Search the data for the string "JSON" and extract every line where it appears.

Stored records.
[Start of section]

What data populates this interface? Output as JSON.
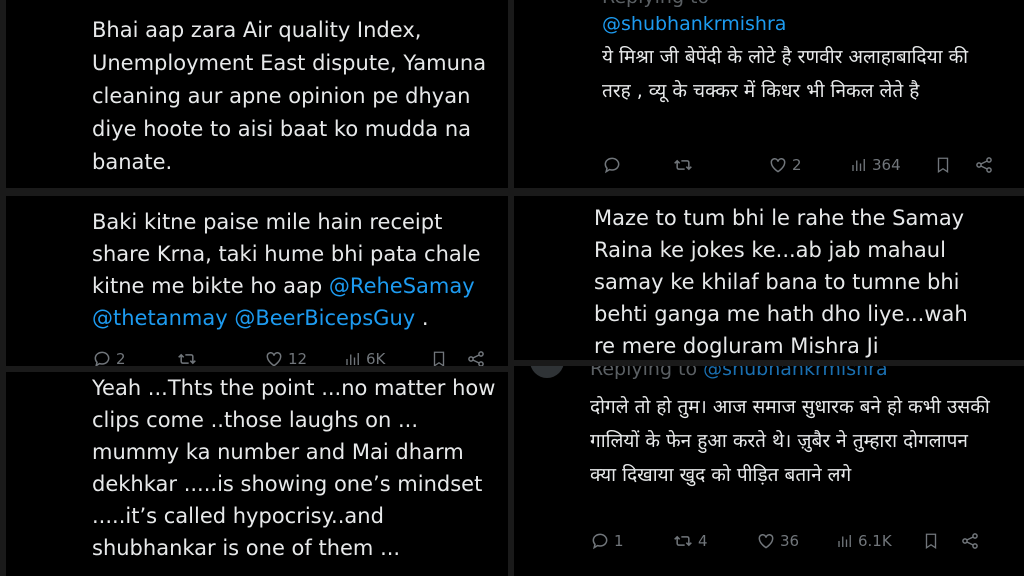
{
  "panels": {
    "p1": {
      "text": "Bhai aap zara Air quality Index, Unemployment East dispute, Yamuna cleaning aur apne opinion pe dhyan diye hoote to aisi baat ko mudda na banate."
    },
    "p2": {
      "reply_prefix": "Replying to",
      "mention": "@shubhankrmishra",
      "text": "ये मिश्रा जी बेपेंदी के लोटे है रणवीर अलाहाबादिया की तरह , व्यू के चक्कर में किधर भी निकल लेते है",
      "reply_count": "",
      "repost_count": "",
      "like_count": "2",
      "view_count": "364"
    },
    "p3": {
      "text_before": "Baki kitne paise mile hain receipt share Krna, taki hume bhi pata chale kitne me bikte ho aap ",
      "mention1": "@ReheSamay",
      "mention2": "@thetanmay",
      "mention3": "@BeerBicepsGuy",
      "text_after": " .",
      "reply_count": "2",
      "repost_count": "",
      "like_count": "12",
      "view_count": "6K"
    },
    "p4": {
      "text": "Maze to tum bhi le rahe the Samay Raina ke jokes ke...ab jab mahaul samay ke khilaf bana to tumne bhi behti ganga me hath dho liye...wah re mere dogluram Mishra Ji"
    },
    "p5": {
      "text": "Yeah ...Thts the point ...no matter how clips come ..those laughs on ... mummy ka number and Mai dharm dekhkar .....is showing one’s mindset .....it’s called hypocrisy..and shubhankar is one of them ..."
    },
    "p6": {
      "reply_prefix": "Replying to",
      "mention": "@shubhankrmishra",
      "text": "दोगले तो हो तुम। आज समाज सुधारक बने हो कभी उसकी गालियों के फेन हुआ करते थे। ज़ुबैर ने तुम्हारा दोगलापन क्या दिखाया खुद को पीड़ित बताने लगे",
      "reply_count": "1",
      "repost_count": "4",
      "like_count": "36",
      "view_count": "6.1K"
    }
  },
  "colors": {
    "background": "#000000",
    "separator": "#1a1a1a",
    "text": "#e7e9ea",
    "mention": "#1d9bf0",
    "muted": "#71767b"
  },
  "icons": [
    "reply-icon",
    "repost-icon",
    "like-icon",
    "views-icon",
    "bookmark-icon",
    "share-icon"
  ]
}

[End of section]
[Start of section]

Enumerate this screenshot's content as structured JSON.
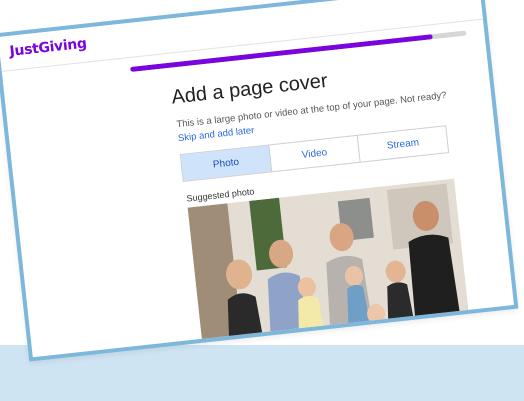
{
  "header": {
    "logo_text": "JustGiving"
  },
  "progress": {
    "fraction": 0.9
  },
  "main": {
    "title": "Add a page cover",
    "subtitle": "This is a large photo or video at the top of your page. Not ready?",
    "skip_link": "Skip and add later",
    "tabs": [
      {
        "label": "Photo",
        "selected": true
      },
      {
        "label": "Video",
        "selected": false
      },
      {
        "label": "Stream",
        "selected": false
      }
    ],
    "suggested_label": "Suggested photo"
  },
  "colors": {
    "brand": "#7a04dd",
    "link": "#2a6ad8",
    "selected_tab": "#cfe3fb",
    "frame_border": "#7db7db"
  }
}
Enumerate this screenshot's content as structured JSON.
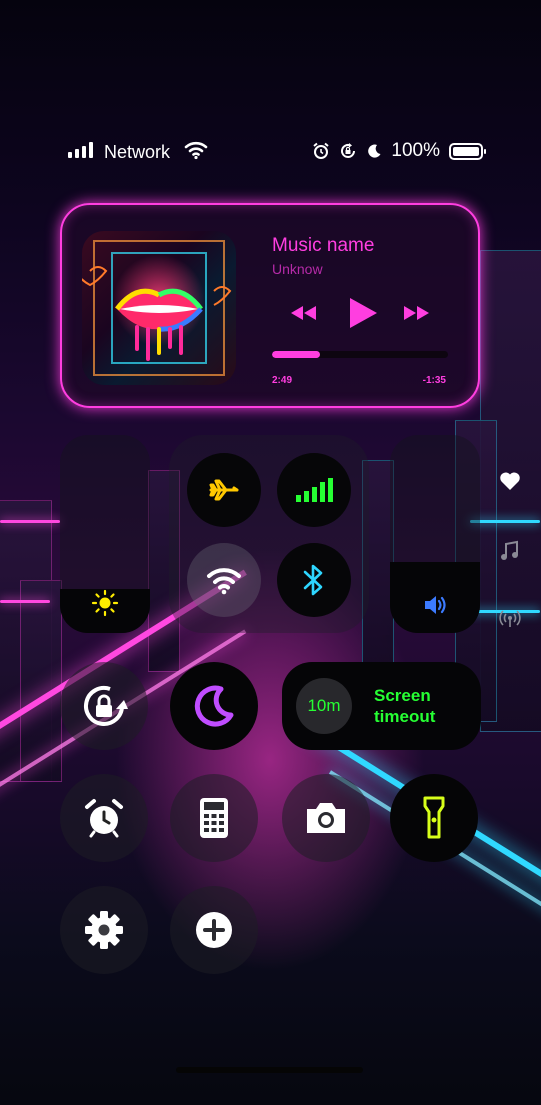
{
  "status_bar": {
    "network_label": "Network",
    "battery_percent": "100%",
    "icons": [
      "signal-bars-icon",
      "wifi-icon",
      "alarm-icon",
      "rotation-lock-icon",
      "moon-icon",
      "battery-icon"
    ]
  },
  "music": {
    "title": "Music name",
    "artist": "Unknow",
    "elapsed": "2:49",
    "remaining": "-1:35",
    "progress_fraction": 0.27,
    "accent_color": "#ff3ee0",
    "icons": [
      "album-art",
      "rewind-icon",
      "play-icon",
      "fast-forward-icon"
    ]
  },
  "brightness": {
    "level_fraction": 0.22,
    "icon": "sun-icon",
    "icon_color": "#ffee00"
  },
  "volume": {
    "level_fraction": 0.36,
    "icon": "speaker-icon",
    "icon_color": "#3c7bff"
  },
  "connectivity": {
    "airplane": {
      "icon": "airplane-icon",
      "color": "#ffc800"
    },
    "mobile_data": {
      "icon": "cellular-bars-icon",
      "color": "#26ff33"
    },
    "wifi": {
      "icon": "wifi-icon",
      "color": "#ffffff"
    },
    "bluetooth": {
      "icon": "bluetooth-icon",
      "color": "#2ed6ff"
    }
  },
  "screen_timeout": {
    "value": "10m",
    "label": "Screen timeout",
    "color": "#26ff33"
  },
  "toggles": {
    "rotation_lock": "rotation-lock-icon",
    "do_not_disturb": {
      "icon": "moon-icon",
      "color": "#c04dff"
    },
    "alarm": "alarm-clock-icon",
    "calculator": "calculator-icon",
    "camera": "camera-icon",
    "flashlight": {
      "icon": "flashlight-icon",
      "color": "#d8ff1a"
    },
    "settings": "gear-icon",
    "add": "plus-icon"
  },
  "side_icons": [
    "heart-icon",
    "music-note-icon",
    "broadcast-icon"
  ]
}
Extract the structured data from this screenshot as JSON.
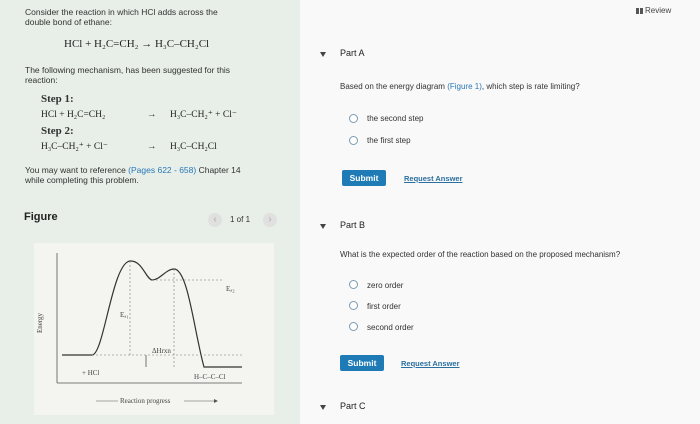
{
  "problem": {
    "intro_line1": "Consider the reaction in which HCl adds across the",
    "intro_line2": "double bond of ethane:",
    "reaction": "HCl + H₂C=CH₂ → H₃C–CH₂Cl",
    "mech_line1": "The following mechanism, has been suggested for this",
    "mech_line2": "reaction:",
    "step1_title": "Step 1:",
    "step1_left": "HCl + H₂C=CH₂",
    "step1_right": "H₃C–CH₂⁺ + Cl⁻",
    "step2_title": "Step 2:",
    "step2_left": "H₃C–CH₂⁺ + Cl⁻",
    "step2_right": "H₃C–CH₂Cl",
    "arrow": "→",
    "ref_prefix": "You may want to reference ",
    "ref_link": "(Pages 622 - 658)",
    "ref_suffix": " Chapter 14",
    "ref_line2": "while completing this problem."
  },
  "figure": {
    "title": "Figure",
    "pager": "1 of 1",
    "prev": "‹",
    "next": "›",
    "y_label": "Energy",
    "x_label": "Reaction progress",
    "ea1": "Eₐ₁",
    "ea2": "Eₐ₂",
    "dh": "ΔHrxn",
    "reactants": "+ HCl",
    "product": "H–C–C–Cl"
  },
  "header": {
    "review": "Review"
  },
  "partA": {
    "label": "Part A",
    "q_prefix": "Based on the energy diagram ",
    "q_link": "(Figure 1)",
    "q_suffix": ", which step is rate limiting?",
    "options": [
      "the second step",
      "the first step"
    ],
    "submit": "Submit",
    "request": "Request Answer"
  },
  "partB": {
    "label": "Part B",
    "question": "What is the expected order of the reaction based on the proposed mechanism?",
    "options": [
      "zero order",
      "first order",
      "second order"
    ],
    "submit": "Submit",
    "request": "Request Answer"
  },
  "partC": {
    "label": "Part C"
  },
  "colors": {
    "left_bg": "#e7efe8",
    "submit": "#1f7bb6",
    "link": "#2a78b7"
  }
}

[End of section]

RESPONSE FOR THIS EXERCISE.
What data populates this interface? Output as JSON.
Enumerate this screenshot's content as structured JSON.
Enumerate this screenshot's content as structured JSON.
Extract the structured data from this screenshot as JSON.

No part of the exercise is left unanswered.